• EXERCISE DESCRIPTION: Pictures do not belong in the copy; retype the records below exactly.

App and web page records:
-- Opening Marker --

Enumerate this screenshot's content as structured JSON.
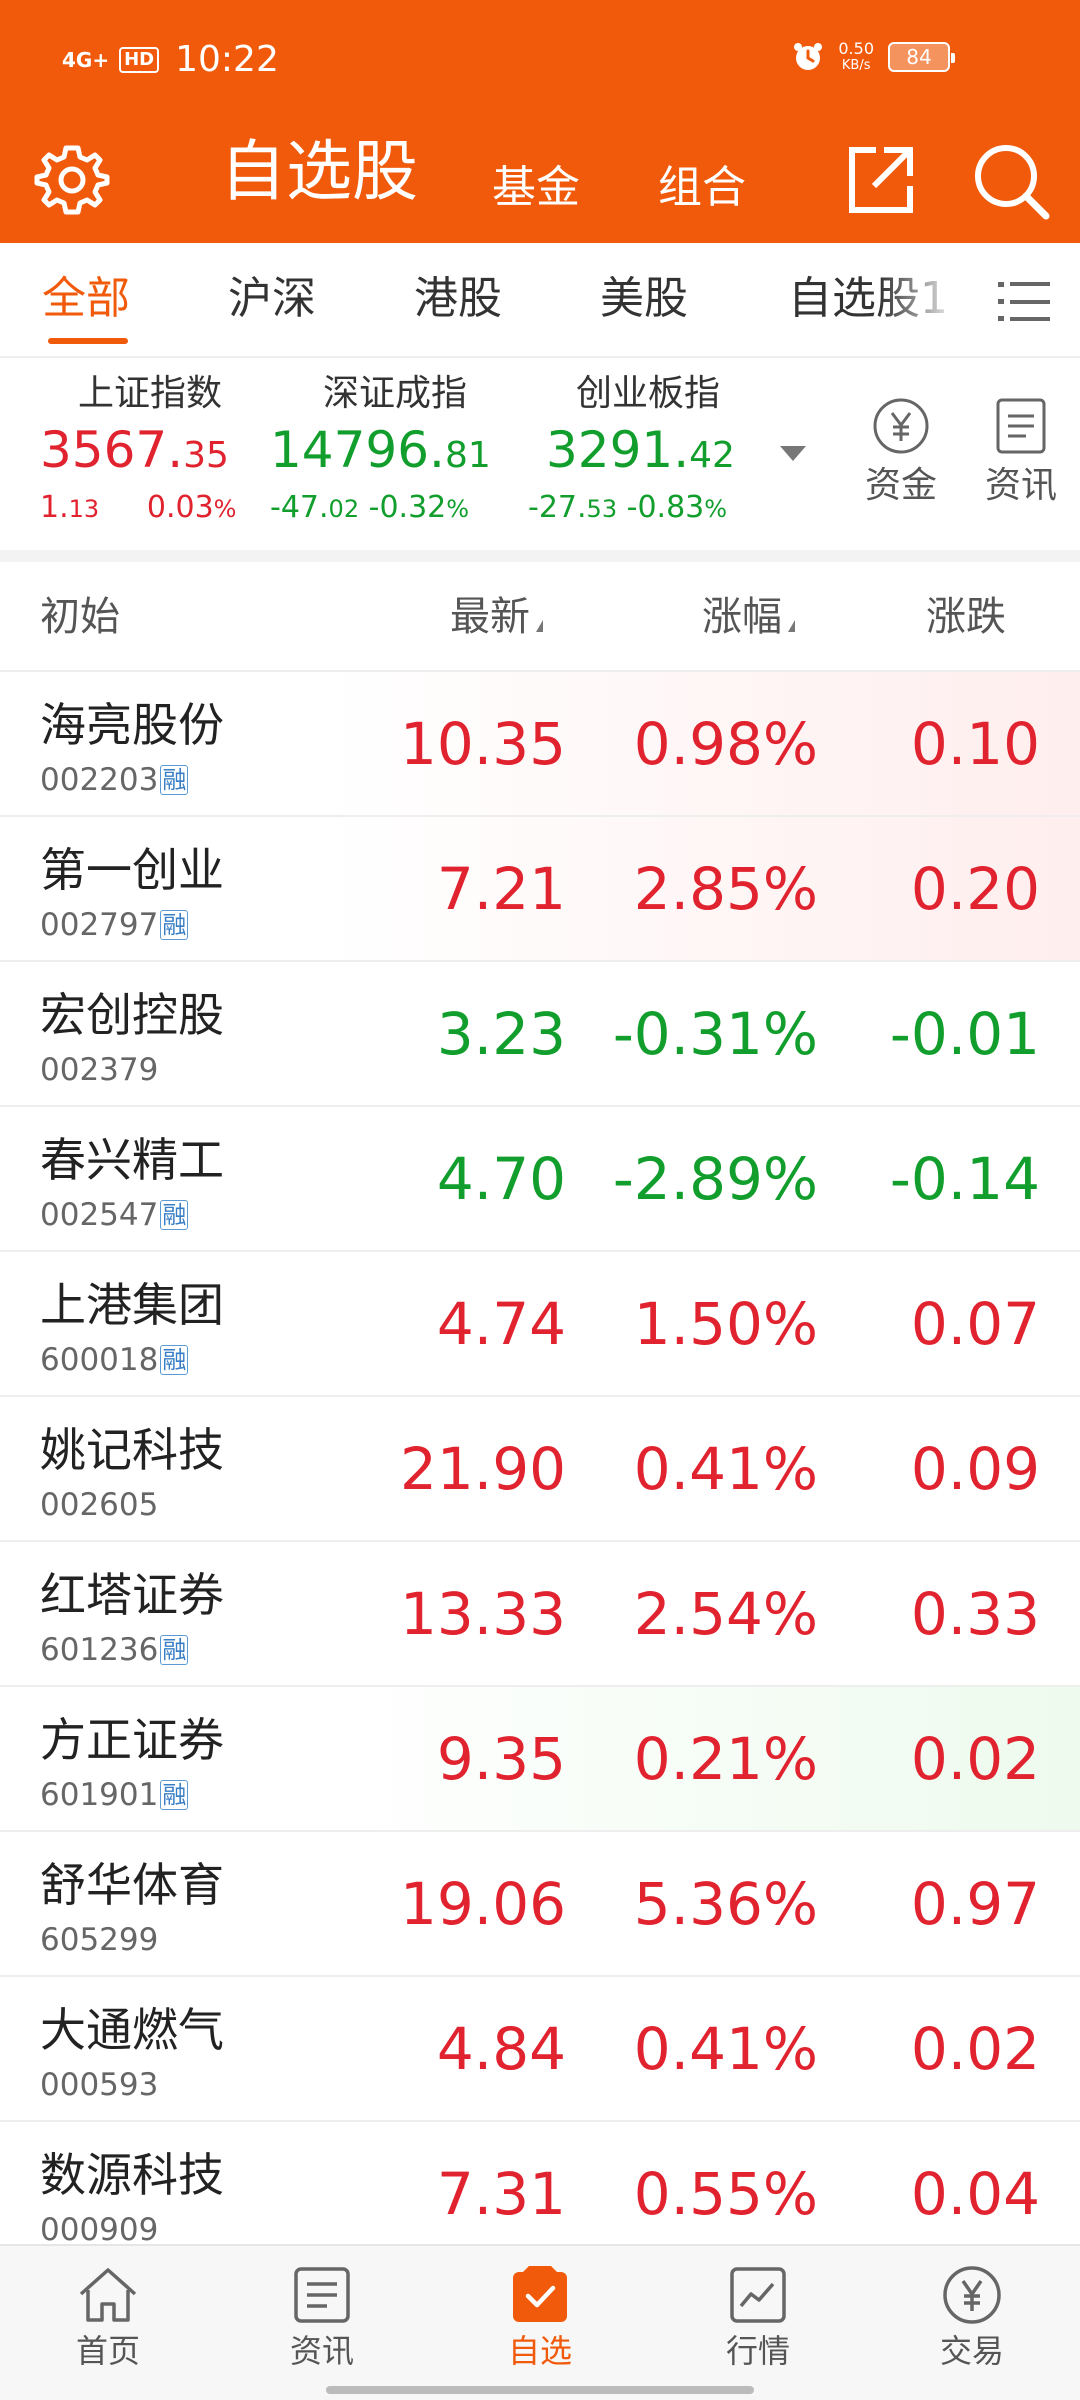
{
  "status_bar": {
    "network": "4G+",
    "hd": "HD",
    "time": "10:22",
    "speed_value": "0.50",
    "speed_unit": "KB/s",
    "battery": "84"
  },
  "header": {
    "title": "自选股",
    "tab_fund": "基金",
    "tab_combo": "组合"
  },
  "categories": [
    "全部",
    "沪深",
    "港股",
    "美股",
    "自选股1"
  ],
  "indices": [
    {
      "name": "上证指数",
      "value_int": "3567.",
      "value_dec": "35",
      "chg_int": "1.",
      "chg_dec": "13",
      "pct": "0.03",
      "pct_unit": "%"
    },
    {
      "name": "深证成指",
      "value_int": "14796.",
      "value_dec": "81",
      "chg_int": "-47.",
      "chg_dec": "02",
      "pct": "-0.32",
      "pct_unit": "%"
    },
    {
      "name": "创业板指",
      "value_int": "3291.",
      "value_dec": "42",
      "chg_int": "-27.",
      "chg_dec": "53",
      "pct": "-0.83",
      "pct_unit": "%"
    }
  ],
  "side_buttons": {
    "funds": "资金",
    "news": "资讯"
  },
  "table_header": {
    "initial": "初始",
    "latest": "最新",
    "change_pct": "涨幅",
    "change": "涨跌"
  },
  "rong_label": "融",
  "stocks": [
    {
      "name": "海亮股份",
      "code": "002203",
      "rong": true,
      "price": "10.35",
      "pct": "0.98%",
      "chg": "0.10",
      "dir": "up"
    },
    {
      "name": "第一创业",
      "code": "002797",
      "rong": true,
      "price": "7.21",
      "pct": "2.85%",
      "chg": "0.20",
      "dir": "up"
    },
    {
      "name": "宏创控股",
      "code": "002379",
      "rong": false,
      "price": "3.23",
      "pct": "-0.31%",
      "chg": "-0.01",
      "dir": "down"
    },
    {
      "name": "春兴精工",
      "code": "002547",
      "rong": true,
      "price": "4.70",
      "pct": "-2.89%",
      "chg": "-0.14",
      "dir": "down"
    },
    {
      "name": "上港集团",
      "code": "600018",
      "rong": true,
      "price": "4.74",
      "pct": "1.50%",
      "chg": "0.07",
      "dir": "up"
    },
    {
      "name": "姚记科技",
      "code": "002605",
      "rong": false,
      "price": "21.90",
      "pct": "0.41%",
      "chg": "0.09",
      "dir": "up"
    },
    {
      "name": "红塔证券",
      "code": "601236",
      "rong": true,
      "price": "13.33",
      "pct": "2.54%",
      "chg": "0.33",
      "dir": "up"
    },
    {
      "name": "方正证券",
      "code": "601901",
      "rong": true,
      "price": "9.35",
      "pct": "0.21%",
      "chg": "0.02",
      "dir": "up"
    },
    {
      "name": "舒华体育",
      "code": "605299",
      "rong": false,
      "price": "19.06",
      "pct": "5.36%",
      "chg": "0.97",
      "dir": "up"
    },
    {
      "name": "大通燃气",
      "code": "000593",
      "rong": false,
      "price": "4.84",
      "pct": "0.41%",
      "chg": "0.02",
      "dir": "up"
    },
    {
      "name": "数源科技",
      "code": "000909",
      "rong": false,
      "price": "7.31",
      "pct": "0.55%",
      "chg": "0.04",
      "dir": "up"
    }
  ],
  "bottom_nav": [
    {
      "label": "首页",
      "icon": "home-icon",
      "active": false
    },
    {
      "label": "资讯",
      "icon": "news-icon",
      "active": false
    },
    {
      "label": "自选",
      "icon": "watchlist-icon",
      "active": true
    },
    {
      "label": "行情",
      "icon": "market-chart-icon",
      "active": false
    },
    {
      "label": "交易",
      "icon": "yuan-trade-icon",
      "active": false
    }
  ],
  "colors": {
    "brand": "#f05a0a",
    "up": "#e0232e",
    "down": "#119e2c"
  }
}
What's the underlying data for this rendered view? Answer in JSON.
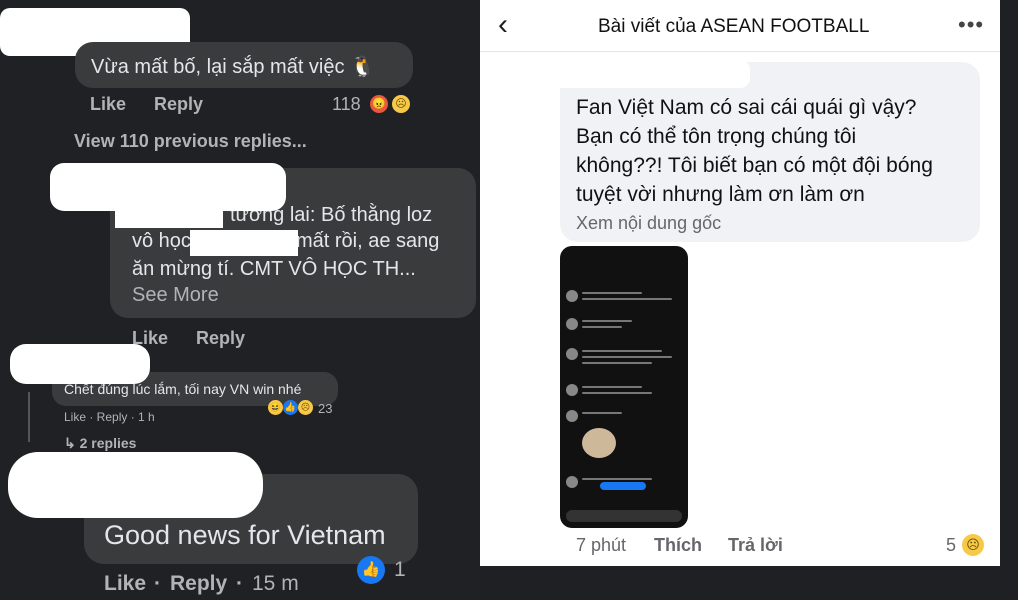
{
  "left": {
    "c1": {
      "text": "Vừa mất bố, lại sắp mất việc 🐧",
      "like": "Like",
      "reply": "Reply",
      "count": "118"
    },
    "view_previous": "View 110 previous replies...",
    "c2": {
      "line1": "tương lai: Bố thằng loz",
      "line2a": "vô học",
      "line2b": "mất rồi, ae sang",
      "line3": "ăn mừng tí. CMT VÔ HỌC TH...",
      "see_more": "See More",
      "like": "Like",
      "reply": "Reply"
    },
    "c3": {
      "text": "Chết đúng lúc lắm, tối nay VN win nhé",
      "meta": "Like · Reply · 1 h",
      "count": "23",
      "replies": "↳ 2 replies"
    },
    "c4": {
      "text": "Good news for Vietnam",
      "like": "Like",
      "reply": "Reply",
      "time": "15 m",
      "count": "1"
    }
  },
  "right": {
    "back_icon": "chevron-left-icon",
    "title": "Bài viết của ASEAN FOOTBALL",
    "more_icon": "more-horizontal-icon",
    "post": {
      "line1": "Fan Việt Nam có sai cái quái gì vậy?",
      "line2": "Bạn có thể tôn trọng chúng tôi",
      "line3": "không??! Tôi biết bạn có một đội bóng",
      "line4": "tuyệt vời nhưng làm ơn làm ơn",
      "see_original": "Xem nội dung gốc"
    },
    "footer": {
      "time": "7 phút",
      "like": "Thích",
      "reply": "Trả lời",
      "count": "5"
    }
  }
}
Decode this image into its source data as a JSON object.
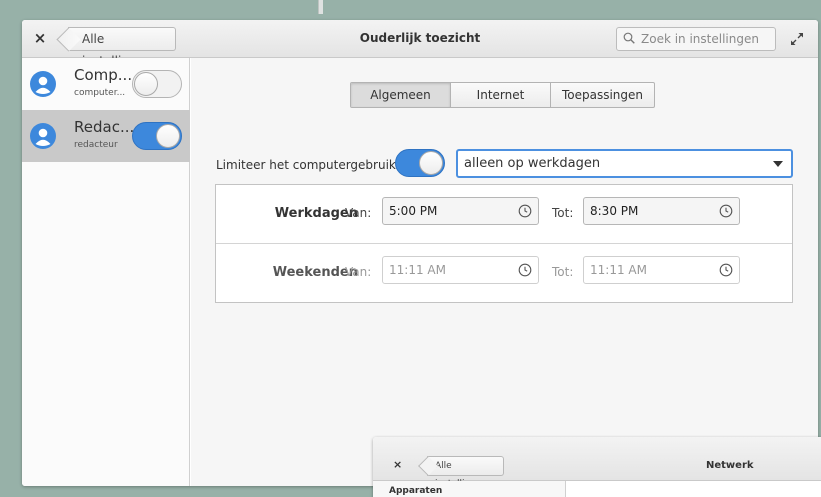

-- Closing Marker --

• ANSWER SPACE:
Enumerate this screenshot's content as structured JSON.
{
  "status_bar": {
    "network": "4G+",
    "hd": "HD",
    "time": "10:22",
    "speed_value": "0.50",
    "speed_unit": "KB/s",
    "battery": "84"
  },
  "header": {
    "title": "自选股",
    "tab_fund": "基金",
    "tab_combo": "组合"
  },
  "categories": [
    "全部",
    "沪深",
    "港股",
    "美股",
    "自选股1"
  ],
  "indices": [
    {
      "name": "上证指数",
      "value_int": "3567.",
      "value_dec": "35",
      "chg_int": "1.",
      "chg_dec": "13",
      "pct": "0.03",
      "pct_unit": "%"
    },
    {
      "name": "深证成指",
      "value_int": "14796.",
      "value_dec": "81",
      "chg_int": "-47.",
      "chg_dec": "02",
      "pct": "-0.32",
      "pct_unit": "%"
    },
    {
      "name": "创业板指",
      "value_int": "3291.",
      "value_dec": "42",
      "chg_int": "-27.",
      "chg_dec": "53",
      "pct": "-0.83",
      "pct_unit": "%"
    }
  ],
  "side_buttons": {
    "funds": "资金",
    "news": "资讯"
  },
  "table_header": {
    "initial": "初始",
    "latest": "最新",
    "change_pct": "涨幅",
    "change": "涨跌"
  },
  "rong_label": "融",
  "stocks": [
    {
      "name": "海亮股份",
      "code": "002203",
      "rong": true,
      "price": "10.35",
      "pct": "0.98%",
      "chg": "0.10",
      "dir": "up"
    },
    {
      "name": "第一创业",
      "code": "002797",
      "rong": true,
      "price": "7.21",
      "pct": "2.85%",
      "chg": "0.20",
      "dir": "up"
    },
    {
      "name": "宏创控股",
      "code": "002379",
      "rong": false,
      "price": "3.23",
      "pct": "-0.31%",
      "chg": "-0.01",
      "dir": "down"
    },
    {
      "name": "春兴精工",
      "code": "002547",
      "rong": true,
      "price": "4.70",
      "pct": "-2.89%",
      "chg": "-0.14",
      "dir": "down"
    },
    {
      "name": "上港集团",
      "code": "600018",
      "rong": true,
      "price": "4.74",
      "pct": "1.50%",
      "chg": "0.07",
      "dir": "up"
    },
    {
      "name": "姚记科技",
      "code": "002605",
      "rong": false,
      "price": "21.90",
      "pct": "0.41%",
      "chg": "0.09",
      "dir": "up"
    },
    {
      "name": "红塔证券",
      "code": "601236",
      "rong": true,
      "price": "13.33",
      "pct": "2.54%",
      "chg": "0.33",
      "dir": "up"
    },
    {
      "name": "方正证券",
      "code": "601901",
      "rong": true,
      "price": "9.35",
      "pct": "0.21%",
      "chg": "0.02",
      "dir": "up"
    },
    {
      "name": "舒华体育",
      "code": "605299",
      "rong": false,
      "price": "19.06",
      "pct": "5.36%",
      "chg": "0.97",
      "dir": "up"
    },
    {
      "name": "大通燃气",
      "code": "000593",
      "rong": false,
      "price": "4.84",
      "pct": "0.41%",
      "chg": "0.02",
      "dir": "up"
    },
    {
      "name": "数源科技",
      "code": "000909",
      "rong": false,
      "price": "7.31",
      "pct": "0.55%",
      "chg": "0.04",
      "dir": "up"
    }
  ],
  "bottom_nav": [
    {
      "label": "首页",
      "icon": "home-icon",
      "active": false
    },
    {
      "label": "资讯",
      "icon": "news-icon",
      "active": false
    },
    {
      "label": "自选",
      "icon": "watchlist-icon",
      "active": true
    },
    {
      "label": "行情",
      "icon": "market-chart-icon",
      "active": false
    },
    {
      "label": "交易",
      "icon": "yuan-trade-icon",
      "active": false
    }
  ],
  "colors": {
    "brand": "#f05a0a",
    "up": "#e0232e",
    "down": "#119e2c"
  }
}
What's the underlying data for this rendered view? Answer in JSON.
{
  "left": {
    "c1": {
      "text": "Vừa mất bố, lại sắp mất việc 🐧",
      "like": "Like",
      "reply": "Reply",
      "count": "118"
    },
    "view_previous": "View 110 previous replies...",
    "c2": {
      "line1": "tương lai: Bố thằng loz",
      "line2a": "vô học",
      "line2b": "mất rồi, ae sang",
      "line3": "ăn mừng tí. CMT VÔ HỌC TH...",
      "see_more": "See More",
      "like": "Like",
      "reply": "Reply"
    },
    "c3": {
      "text": "Chết đúng lúc lắm, tối nay VN win nhé",
      "meta": "Like · Reply · 1 h",
      "count": "23",
      "replies": "↳ 2 replies"
    },
    "c4": {
      "text": "Good news for Vietnam",
      "like": "Like",
      "reply": "Reply",
      "time": "15 m",
      "count": "1"
    }
  },
  "right": {
    "back_icon": "chevron-left-icon",
    "title": "Bài viết của ASEAN FOOTBALL",
    "more_icon": "more-horizontal-icon",
    "post": {
      "line1": "Fan Việt Nam có sai cái quái gì vậy?",
      "line2": "Bạn có thể tôn trọng chúng tôi",
      "line3": "không??! Tôi biết bạn có một đội bóng",
      "line4": "tuyệt vời nhưng làm ơn làm ơn",
      "see_original": "Xem nội dung gốc"
    },
    "footer": {
      "time": "7 phút",
      "like": "Thích",
      "reply": "Trả lời",
      "count": "5"
    }
  }
}
Decode this image into its source data as a JSON object.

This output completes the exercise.